The Department of Chemistry at the University of Colorado Boulder is internationally recognized for its specialized research and education into the study of matter, energy, and the interaction between them.
As part of its commitment to excellence, the department provides cutting-edge opportunities across a wide range of chemistry branches, resulting in world-class innovation in topics like renewable energy, atmospheric pollution and advanced spectroscopy techniques.
Why study Chemistry at CU Boulder?
The behavior of atoms, molecules, and ions determines the sort of world we live in, our shapes and sizes, and even how we feel on a given day. Chemists who understand these phenomena are well-equipped to tackle problems faced by our modern society.
Chemistry, in particular, is the study of matter and energy and the interaction between them.
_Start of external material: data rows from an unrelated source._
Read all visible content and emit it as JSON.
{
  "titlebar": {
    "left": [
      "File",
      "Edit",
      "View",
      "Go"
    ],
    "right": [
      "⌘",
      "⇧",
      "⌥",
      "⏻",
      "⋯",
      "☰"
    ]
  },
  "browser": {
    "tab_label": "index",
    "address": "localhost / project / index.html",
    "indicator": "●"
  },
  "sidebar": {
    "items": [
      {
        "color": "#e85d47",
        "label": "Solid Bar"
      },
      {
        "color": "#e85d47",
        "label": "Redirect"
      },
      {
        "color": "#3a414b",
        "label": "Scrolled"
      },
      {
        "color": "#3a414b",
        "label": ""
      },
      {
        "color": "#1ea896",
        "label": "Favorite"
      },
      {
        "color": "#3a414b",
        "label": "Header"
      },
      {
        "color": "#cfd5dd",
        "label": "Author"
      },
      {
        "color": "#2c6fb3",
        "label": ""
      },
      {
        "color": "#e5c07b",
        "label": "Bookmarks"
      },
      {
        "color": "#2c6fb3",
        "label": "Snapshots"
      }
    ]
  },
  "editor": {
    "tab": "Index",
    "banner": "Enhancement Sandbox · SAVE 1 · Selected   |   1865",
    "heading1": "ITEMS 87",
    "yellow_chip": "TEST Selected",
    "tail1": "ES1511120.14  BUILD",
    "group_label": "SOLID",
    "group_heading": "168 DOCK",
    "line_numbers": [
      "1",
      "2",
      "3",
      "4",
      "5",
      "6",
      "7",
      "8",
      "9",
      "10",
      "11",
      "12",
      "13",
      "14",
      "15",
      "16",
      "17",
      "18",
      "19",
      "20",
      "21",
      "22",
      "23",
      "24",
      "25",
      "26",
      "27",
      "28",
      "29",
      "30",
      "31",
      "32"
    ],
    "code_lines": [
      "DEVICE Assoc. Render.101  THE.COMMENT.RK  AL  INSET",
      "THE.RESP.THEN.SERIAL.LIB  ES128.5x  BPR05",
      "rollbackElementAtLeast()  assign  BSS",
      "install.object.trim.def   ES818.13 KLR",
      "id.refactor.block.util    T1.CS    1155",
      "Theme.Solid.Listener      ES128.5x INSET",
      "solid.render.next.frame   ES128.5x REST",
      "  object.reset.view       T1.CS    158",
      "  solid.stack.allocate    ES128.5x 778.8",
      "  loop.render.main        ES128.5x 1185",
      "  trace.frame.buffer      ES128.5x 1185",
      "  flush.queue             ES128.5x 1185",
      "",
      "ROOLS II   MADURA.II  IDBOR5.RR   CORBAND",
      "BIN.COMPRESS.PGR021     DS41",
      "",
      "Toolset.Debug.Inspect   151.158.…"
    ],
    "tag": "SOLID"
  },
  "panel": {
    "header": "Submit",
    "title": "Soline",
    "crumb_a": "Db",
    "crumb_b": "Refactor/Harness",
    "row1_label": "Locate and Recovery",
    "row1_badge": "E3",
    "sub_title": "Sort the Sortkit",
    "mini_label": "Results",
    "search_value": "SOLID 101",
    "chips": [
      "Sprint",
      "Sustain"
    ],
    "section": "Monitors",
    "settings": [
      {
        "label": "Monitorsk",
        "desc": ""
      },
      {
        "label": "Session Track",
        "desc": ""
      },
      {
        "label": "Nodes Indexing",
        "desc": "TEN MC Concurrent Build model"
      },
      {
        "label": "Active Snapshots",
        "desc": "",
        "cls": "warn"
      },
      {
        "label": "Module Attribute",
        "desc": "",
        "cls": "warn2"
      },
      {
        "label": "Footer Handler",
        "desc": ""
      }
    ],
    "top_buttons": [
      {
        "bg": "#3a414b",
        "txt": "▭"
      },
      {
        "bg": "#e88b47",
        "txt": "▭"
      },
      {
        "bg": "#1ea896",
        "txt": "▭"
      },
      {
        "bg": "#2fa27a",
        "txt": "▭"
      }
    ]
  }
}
Sometimes called the “central science,” chemistry connects the other natural sciences together in a way that is both theoretical and applied, and allows for a wide variety of science-related careers.
Within chemistry there are a number of branches, all of which are researched at CU Boulder. These branches include analytical, inorganic, organic and physical chemistry. In addition, CU Boulder also has a strong research presence into materials and nanoscience, environmental chemistry and atmospheric chemistry (which is one of only a few analytical groups nationwide that offer the focus).
Biochemistry is also researched at CU Boulder but is located within the Department of Biochemistry.
The Department of Chemistry at CU Boulder is also one of the best in the nation, with our graduate program ranking #30 in the United States according to the most recent US News and World Report rankings, with the Physical Chemistry specialization ranking #14 by the same metrics.
In addition, the department has a number of excellent and award-winning faculty, including, but not limited to, three Distinguished Professors, four members of both the American Academy of Arts and Sciences and National Academy of Sciences, eight National Science Foundation CAREER winners, a recipient of the Governor's Award for Research Impact, five highly cited researchers as measured by ISI and Thomson Reuters, five Guggenheim fellowship recipients and numerous fellows for the American Geophysical Union, Alfred P. Sloan, American Physical Society and the American Association for the Advancement of Science. As well, the department's faculty are incredibly innovative, resulting in over 150 patents.